Traceback (most recent call last):
File "check_please.py", line 10, in <module>
amount_due = split_check(total_due, number_of_people)
NameError: name 'number_of_people' is not defined

Why does changing the 2nd parameter, number_of_people, cause an error, but when changing the total variable, nothing happens?

Alex Koumparos
seal-mask
.a{fill-rule:evenodd;}techdegree
Alex Koumparos
Python Development Techdegree Student 36,861 Points

Hi @Mathew V L,

When you declare a function with some arguments, e.g.,

def my_function(some_arg, another_arg):

Each argument has a name that is used as the variable name inside the function.

Python allows, but does not require, that when you call a function you provide those names. So, the following function calls are equivalent:

first_call = my_function(1, 2)

second_call = my_function(some_arg=1, another_arg=2)

When you call a Python function without the names, Python reads them in the same order as they are declared in the function. So in first_call, above, we know that 1 will be assigned to some_arg and 2 will be assigned to another_arg.

Python calls these 'Positional arguments'.

When you call a Python function with the names, Python reads them as though they were a dictionary, so Python doesn't care about the order, it just cares about matching the names, so given the following:

third_call = my_function(another_arg=2, some_arg=1)

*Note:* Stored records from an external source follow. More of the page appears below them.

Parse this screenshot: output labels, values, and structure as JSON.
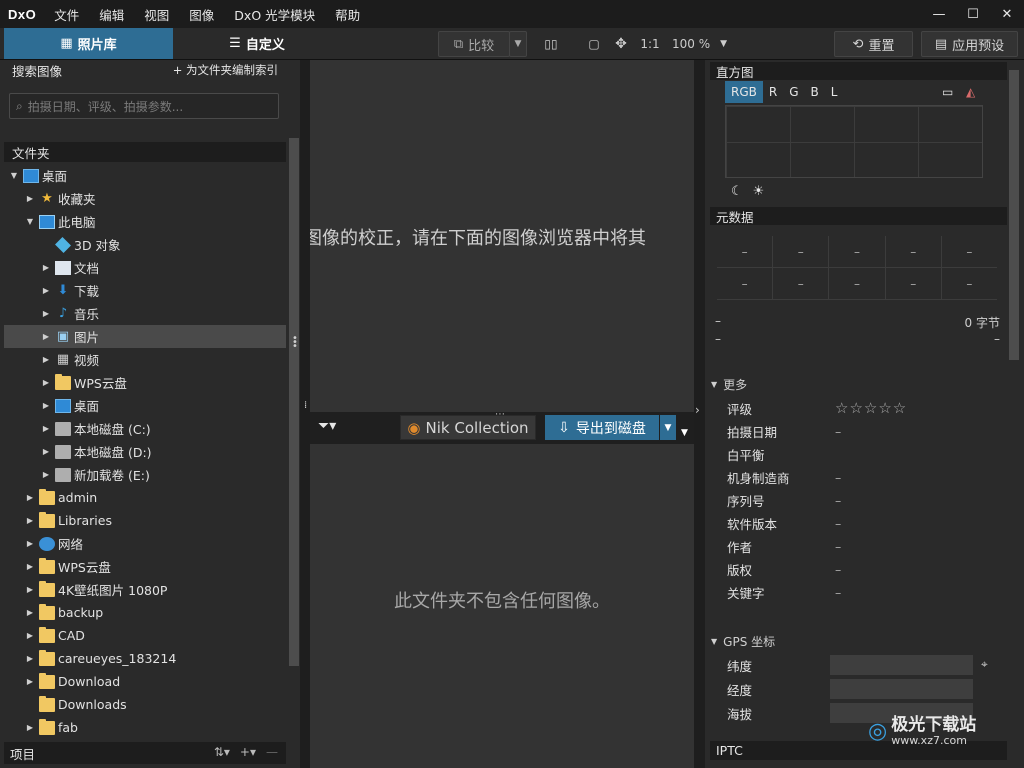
{
  "app": {
    "logo": "DxO",
    "menu": [
      "文件",
      "编辑",
      "视图",
      "图像",
      "DxO 光学模块",
      "帮助"
    ],
    "window_controls": [
      "minimize-icon",
      "maximize-icon",
      "close-icon"
    ]
  },
  "toolbar": {
    "tab_library": "照片库",
    "tab_customize": "自定义",
    "compare": "比较",
    "ratio": "1:1",
    "zoom": "100 %",
    "reset": "重置",
    "apply_preset": "应用预设"
  },
  "left": {
    "search_title": "搜索图像",
    "index_link": "+ 为文件夹编制索引",
    "search_placeholder": "拍摄日期、评级、拍摄参数...",
    "folders_title": "文件夹",
    "tree": [
      {
        "label": "桌面",
        "level": 0,
        "arrow": "▼",
        "icon": "desktop"
      },
      {
        "label": "收藏夹",
        "level": 1,
        "arrow": "▶",
        "icon": "star"
      },
      {
        "label": "此电脑",
        "level": 1,
        "arrow": "▼",
        "icon": "pc"
      },
      {
        "label": "3D 对象",
        "level": 2,
        "arrow": "",
        "icon": "cube"
      },
      {
        "label": "文档",
        "level": 2,
        "arrow": "▶",
        "icon": "doc"
      },
      {
        "label": "下载",
        "level": 2,
        "arrow": "▶",
        "icon": "download"
      },
      {
        "label": "音乐",
        "level": 2,
        "arrow": "▶",
        "icon": "music"
      },
      {
        "label": "图片",
        "level": 2,
        "arrow": "▶",
        "icon": "picture",
        "selected": true
      },
      {
        "label": "视频",
        "level": 2,
        "arrow": "▶",
        "icon": "video"
      },
      {
        "label": "WPS云盘",
        "level": 2,
        "arrow": "▶",
        "icon": "folder"
      },
      {
        "label": "桌面",
        "level": 2,
        "arrow": "▶",
        "icon": "desktop"
      },
      {
        "label": "本地磁盘 (C:)",
        "level": 2,
        "arrow": "▶",
        "icon": "drive"
      },
      {
        "label": "本地磁盘 (D:)",
        "level": 2,
        "arrow": "▶",
        "icon": "drive"
      },
      {
        "label": "新加载卷 (E:)",
        "level": 2,
        "arrow": "▶",
        "icon": "drive"
      },
      {
        "label": "admin",
        "level": 1,
        "arrow": "▶",
        "icon": "folder"
      },
      {
        "label": "Libraries",
        "level": 1,
        "arrow": "▶",
        "icon": "folder"
      },
      {
        "label": "网络",
        "level": 1,
        "arrow": "▶",
        "icon": "network"
      },
      {
        "label": "WPS云盘",
        "level": 1,
        "arrow": "▶",
        "icon": "folder"
      },
      {
        "label": "4K壁纸图片 1080P",
        "level": 1,
        "arrow": "▶",
        "icon": "folder"
      },
      {
        "label": "backup",
        "level": 1,
        "arrow": "▶",
        "icon": "folder"
      },
      {
        "label": "CAD",
        "level": 1,
        "arrow": "▶",
        "icon": "folder"
      },
      {
        "label": "careueyes_183214",
        "level": 1,
        "arrow": "▶",
        "icon": "folder"
      },
      {
        "label": "Download",
        "level": 1,
        "arrow": "▶",
        "icon": "folder"
      },
      {
        "label": "Downloads",
        "level": 1,
        "arrow": "",
        "icon": "folder"
      },
      {
        "label": "fab",
        "level": 1,
        "arrow": "▶",
        "icon": "folder"
      }
    ],
    "items_title": "项目"
  },
  "center": {
    "viewer_message": "图像的校正，请在下面的图像浏览器中将其",
    "nik_label": "Nik Collection",
    "export_label": "导出到磁盘",
    "empty_message": "此文件夹不包含任何图像。"
  },
  "right": {
    "histogram_title": "直方图",
    "hist_tabs": [
      "RGB",
      "R",
      "G",
      "B",
      "L"
    ],
    "metadata_title": "元数据",
    "meta_cells": [
      "–",
      "–",
      "–",
      "–",
      "–",
      "–",
      "–",
      "–",
      "–",
      "–"
    ],
    "size_left": "–",
    "size_value": "0 字节",
    "line2_left": "–",
    "line2_right": "–",
    "more_title": "更多",
    "fields": [
      {
        "k": "评级",
        "v": "☆☆☆☆☆"
      },
      {
        "k": "拍摄日期",
        "v": "–"
      },
      {
        "k": "白平衡",
        "v": ""
      },
      {
        "k": "机身制造商",
        "v": "–"
      },
      {
        "k": "序列号",
        "v": "–"
      },
      {
        "k": "软件版本",
        "v": "–"
      },
      {
        "k": "作者",
        "v": "–"
      },
      {
        "k": "版权",
        "v": "–"
      },
      {
        "k": "关键字",
        "v": "–"
      }
    ],
    "gps_title": "GPS 坐标",
    "gps_fields": [
      "纬度",
      "经度",
      "海拔"
    ],
    "iptc_title": "IPTC"
  },
  "watermark": {
    "text": "极光下载站",
    "url": "www.xz7.com"
  }
}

second_call is equivalent to third_call. Python calls these 'Keyword arguments'

It does get a bit more complicated when you mix and match positional arguments and keyword arguments, the most important thing to remember being that any keyword arguments must come after all positional arguments.

Hope that clears everything up for you,

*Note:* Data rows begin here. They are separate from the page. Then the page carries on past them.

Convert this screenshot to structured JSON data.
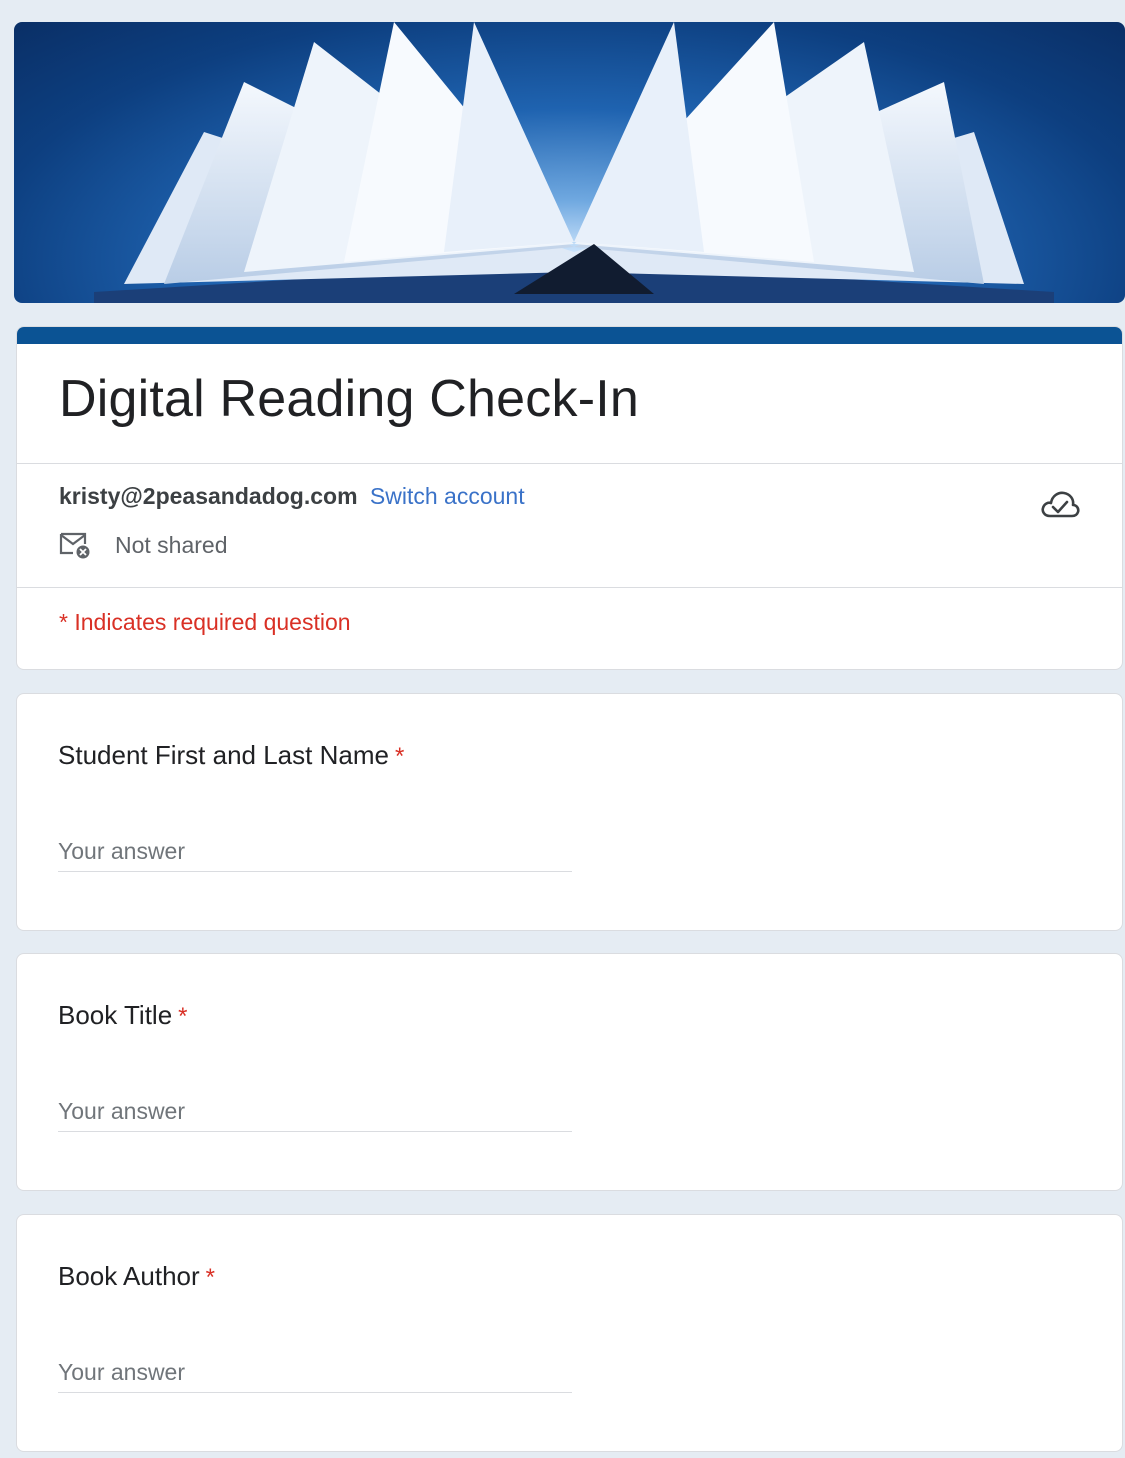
{
  "form": {
    "title": "Digital Reading Check-In",
    "account_email": "kristy@2peasandadog.com",
    "switch_account_label": "Switch account",
    "sharing_status": "Not shared",
    "required_note": "* Indicates required question"
  },
  "questions": [
    {
      "label": "Student First and Last Name",
      "required_mark": "*",
      "placeholder": "Your answer"
    },
    {
      "label": "Book Title",
      "required_mark": "*",
      "placeholder": "Your answer"
    },
    {
      "label": "Book Author",
      "required_mark": "*",
      "placeholder": "Your answer"
    }
  ],
  "colors": {
    "accent": "#0b5394",
    "background": "#e5ecf3",
    "required": "#d93025",
    "link": "#3a72c8"
  },
  "icons": {
    "cloud": "cloud-check-icon",
    "mail": "mail-not-shared-icon",
    "header": "open-book-header-image"
  }
}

Cheers

Alex

Thanks! that definitely clears all questions I had

Hai Phan
Hai Phan
2,442 Points

The function always looking for values of "total" and "number_of_people" As you can see this code here at line 8: amount_due = split_check(total_due, number_of_people) we actually do call this fuction with total argument is now equal to the value has stored in total_due before remember we have assigned total_due to the number when we input